---- STUDY MATERIAL
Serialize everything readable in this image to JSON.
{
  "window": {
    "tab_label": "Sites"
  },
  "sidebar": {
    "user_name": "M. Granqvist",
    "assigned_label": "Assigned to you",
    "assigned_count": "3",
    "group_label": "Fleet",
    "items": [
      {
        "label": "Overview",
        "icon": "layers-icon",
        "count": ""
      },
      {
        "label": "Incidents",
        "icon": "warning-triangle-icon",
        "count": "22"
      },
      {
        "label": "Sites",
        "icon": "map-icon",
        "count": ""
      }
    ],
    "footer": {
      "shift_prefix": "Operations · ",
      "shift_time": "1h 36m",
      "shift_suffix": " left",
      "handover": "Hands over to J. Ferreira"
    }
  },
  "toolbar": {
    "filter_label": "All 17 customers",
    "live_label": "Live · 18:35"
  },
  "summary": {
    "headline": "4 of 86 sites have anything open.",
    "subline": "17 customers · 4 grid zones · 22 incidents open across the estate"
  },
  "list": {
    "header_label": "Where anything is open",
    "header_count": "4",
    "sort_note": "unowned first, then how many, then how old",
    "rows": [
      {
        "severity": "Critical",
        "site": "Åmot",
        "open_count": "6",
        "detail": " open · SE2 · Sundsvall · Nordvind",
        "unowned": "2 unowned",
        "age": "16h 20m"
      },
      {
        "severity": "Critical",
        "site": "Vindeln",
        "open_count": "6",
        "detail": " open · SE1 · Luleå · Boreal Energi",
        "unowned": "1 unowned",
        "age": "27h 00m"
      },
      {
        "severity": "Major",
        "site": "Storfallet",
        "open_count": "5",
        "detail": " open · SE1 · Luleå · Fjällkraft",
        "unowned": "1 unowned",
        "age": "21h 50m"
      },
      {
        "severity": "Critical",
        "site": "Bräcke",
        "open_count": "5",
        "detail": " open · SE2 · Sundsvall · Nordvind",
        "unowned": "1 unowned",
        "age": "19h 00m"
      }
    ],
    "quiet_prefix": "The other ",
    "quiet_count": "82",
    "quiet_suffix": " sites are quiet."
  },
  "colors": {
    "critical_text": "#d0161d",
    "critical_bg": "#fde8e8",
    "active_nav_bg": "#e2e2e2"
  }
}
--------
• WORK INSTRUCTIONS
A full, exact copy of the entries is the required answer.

• SOLUTION FOR THIS TASK
Serialize everything readable in this image to JSON.
{
  "window": {
    "tab_label": "Sites"
  },
  "sidebar": {
    "user_name": "M. Granqvist",
    "assigned_label": "Assigned to you",
    "assigned_count": "3",
    "group_label": "Fleet",
    "items": [
      {
        "label": "Overview",
        "icon": "layers-icon",
        "count": ""
      },
      {
        "label": "Incidents",
        "icon": "warning-triangle-icon",
        "count": "22"
      },
      {
        "label": "Sites",
        "icon": "map-icon",
        "count": ""
      }
    ],
    "footer": {
      "shift_prefix": "Operations · ",
      "shift_time": "1h 36m",
      "shift_suffix": " left",
      "handover": "Hands over to J. Ferreira"
    }
  },
  "toolbar": {
    "filter_label": "All 17 customers",
    "live_label": "Live · 18:35"
  },
  "summary": {
    "headline": "4 of 86 sites have anything open.",
    "subline": "17 customers · 4 grid zones · 22 incidents open across the estate"
  },
  "list": {
    "header_label": "Where anything is open",
    "header_count": "4",
    "sort_note": "unowned first, then how many, then how old",
    "rows": [
      {
        "severity": "Critical",
        "site": "Åmot",
        "open_count": "6",
        "detail": " open · SE2 · Sundsvall · Nordvind",
        "unowned": "2 unowned",
        "age": "16h 20m"
      },
      {
        "severity": "Critical",
        "site": "Vindeln",
        "open_count": "6",
        "detail": " open · SE1 · Luleå · Boreal Energi",
        "unowned": "1 unowned",
        "age": "27h 00m"
      },
      {
        "severity": "Major",
        "site": "Storfallet",
        "open_count": "5",
        "detail": " open · SE1 · Luleå · Fjällkraft",
        "unowned": "1 unowned",
        "age": "21h 50m"
      },
      {
        "severity": "Critical",
        "site": "Bräcke",
        "open_count": "5",
        "detail": " open · SE2 · Sundsvall · Nordvind",
        "unowned": "1 unowned",
        "age": "19h 00m"
      }
    ],
    "quiet_prefix": "The other ",
    "quiet_count": "82",
    "quiet_suffix": " sites are quiet."
  },
  "colors": {
    "critical_text": "#d0161d",
    "critical_bg": "#fde8e8",
    "active_nav_bg": "#e2e2e2"
  }
}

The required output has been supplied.